Obama's opening shot in his war on religion was his comment at a San Francisco fundraiser in 2008 that "bitter" Americans in small towns were clinging to "religion" out of frustration. Contained within that one remark was the seed of secularist bigotry toward the religious that would come to full and ugly flower in his first term.
Paul Ryan, casting himself as the "Catholic deer hunter," reminded voters on the campaign trail this week of Obama's antipathy for the religious. Speaking at a Pennsylvania steel mill on Tuesday, he said, "Remember this other time when he said people want to cling to their guns and religion? Hey, I'm a Catholic deer hunter, I'm happy to be clinging to my guns and religion."
Ryan's remark builds on a theme that the Romney campaign unveiled in an ad earlier this month about Obama's "war on religion." That ad drew upon images of Romney's recent trip to Poland, where he recalled Pope John Paul II's struggle against godless ideologies. "Be not afraid," said Romney, repeating the words that the late Holy Father invoked against the communists. The ad highlighted that "President Obama used his health care plan to declare war on religion, forcing religious institutions to go against their faith."
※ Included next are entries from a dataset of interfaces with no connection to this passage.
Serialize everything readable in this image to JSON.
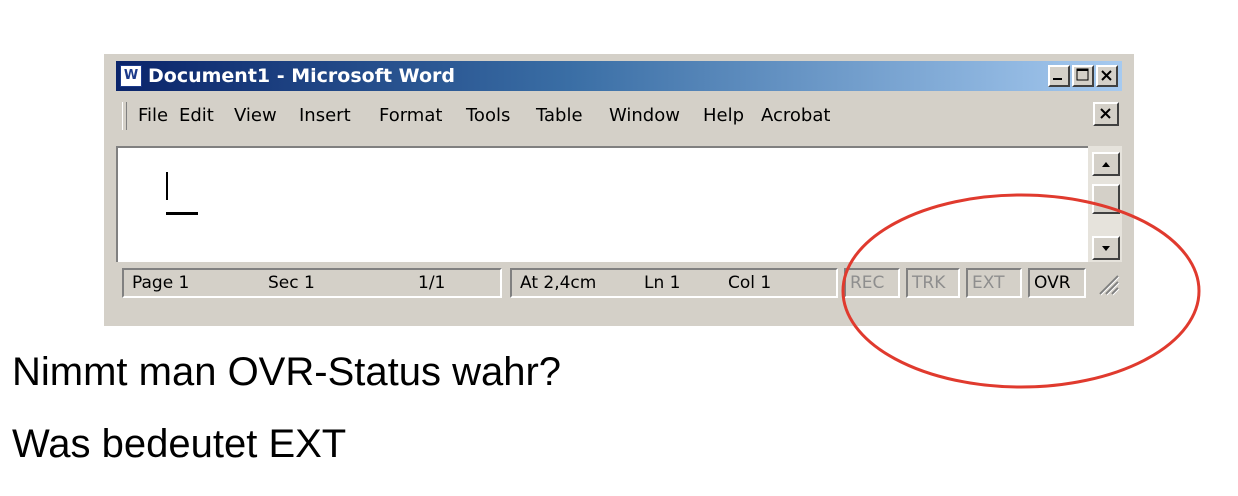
{
  "window": {
    "title": "Document1 - Microsoft Word",
    "app_icon_glyph": "W",
    "caption_buttons": [
      "minimize-icon",
      "maximize-icon",
      "close-icon"
    ]
  },
  "menubar": {
    "items": [
      "File",
      "Edit",
      "View",
      "Insert",
      "Format",
      "Tools",
      "Table",
      "Window",
      "Help",
      "Acrobat"
    ]
  },
  "statusbar": {
    "page": "Page 1",
    "section": "Sec 1",
    "pages": "1/1",
    "at": "At 2,4cm",
    "line": "Ln 1",
    "column": "Col 1",
    "rec": "REC",
    "trk": "TRK",
    "ext": "EXT",
    "ovr": "OVR"
  },
  "questions": {
    "q1": "Nimmt man OVR-Status wahr?",
    "q2": "Was bedeutet EXT"
  },
  "colors": {
    "title_gradient_start": "#0a246a",
    "title_gradient_end": "#a6caf0",
    "chrome": "#d4d0c8",
    "highlight_oval": "#e03a2e"
  }
}
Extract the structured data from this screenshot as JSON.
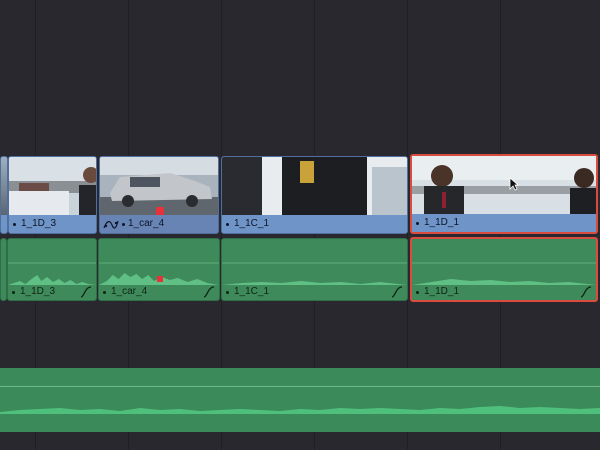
{
  "timeline": {
    "video_clips": [
      {
        "name": "",
        "label": ""
      },
      {
        "name": "1_1D_3",
        "label": "1_1D_3"
      },
      {
        "name": "1_car_4",
        "label": "1_car_4"
      },
      {
        "name": "1_1C_1",
        "label": "1_1C_1"
      },
      {
        "name": "1_1D_1",
        "label": "1_1D_1",
        "selected": true
      }
    ],
    "audio_clips": [
      {
        "name": "1_1D_3",
        "label": "1_1D_3"
      },
      {
        "name": "1_car_4",
        "label": "1_car_4"
      },
      {
        "name": "1_1C_1",
        "label": "1_1C_1"
      },
      {
        "name": "1_1D_1",
        "label": "1_1D_1",
        "selected": true
      }
    ],
    "colors": {
      "background": "#28282e",
      "video_clip": "#6a8fc4",
      "audio_clip": "#3f8a5a",
      "selection": "#d94a3f",
      "marker": "#e8323a"
    },
    "icons": [
      "speed-ramp-icon",
      "fade-curve-icon",
      "marker-icon",
      "pointer-cursor-icon"
    ]
  }
}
The ad then asked: "When religious freedom is threatened, who do you want to stand with?"
Obama's allies on the left immediately denounced the ad, calling it a vicious distortion of the record. But it is not. The record is replete with examples of Obama's war on religious freedom. Indeed, Romney and Ryan should not only keep running this ad but even broaden it beyond the ObamaCare contraceptive mandate. That is the most obvious and egregious violation of the American people's religious liberty, but there have been many more in Obama's first term.
Romney and Ryan could mention the attempt by Obama's Equal Employment Opportunity Commission (EEOC) to dictate employment policy at a Missouri Lutheran church and school -- a stance so aggressively secularist that the Supreme Court struck it down 9 to 0. Even Elena Kagan couldn't believe her ears when Obama's Justice Department lawyer, Leondra Kruger, tried to argue that the church's choice of ministers and teachers did not enjoy First Amendment protections and thus the EEOC had the right to force it to rehire a minister/teacher fired for insubordination.
Kagan told Kruger that she found "it amazing that you think that neither the Free Exercise Clause nor the Establishment Clause has anything to say about a church's relationship with its own employees."
One of Obama's EEOC commissioners, Chai Feldblum, a self-described radical gay-rights activist, has even argued that the traditional understanding of "belief liberty" is an outmoded concept. "Protecting one group's identity liberty may, at times, require that we burden others' belief liberty. This is an inherent and irreconcilable reality of our complex society," Feldblum has written.
Romney and Ryan could also note Obama's campaign to drive traditionally Christian chaplains and privates out of the military. As quoted by the Washington Times in 2010, Lieutenant General Thomas P. Bostick, the Army's deputy chief of staff in charge of personnel, made it clear that Christians who object to Obama's gay-rights agenda are no longer welcome in the military: "Unfortunately, we have a minority of service members who are still racists and bigoted and you will never be able to get rid of all of them... But these people opposing this new policy [in favor of openly serving gays] will need to get with the program, and if they can't, they need to get out."
Admiral Michael Mullen, the former chairman of the Joint Chiefs of Staff, made a similar comment to a military chaplain opposed to the elimination of the Don't Ask, Don't Tell policy. "If you cannot get in line, resign your commission," he told the Christian chaplain. In a second Obama term, expect Christian chaplains and privates to be court-martialed.
Romney and Ryan could highlight as well Obama's secularizing of the judiciary. He is stacking the courts with judges who view the First Amendment through an atheistic prism. As Alabama Senator Jeff Sessions has put it, all of Obama's judicial nominees seem to share the "ACLU chromosome." Perhaps the most grimly comic example of Obama's style of judge is Michael Urbanski, who sits on a federal court in Virginia, where he recently ordered that the Ten Commandments be edited down to Six Commandments to exclude the ones that mention God.
Obama's aside at that 2008 San Francisco fundraiser was no accident. It reflected his deeply ingrained philosophy of secularism that sees religion as an "opium of the people," to use Marx's phrase, that the president thinks bigger and bigger government will one day wean them off. Romney's Catholic deer hunter will bag many voters if he keeps targeting it.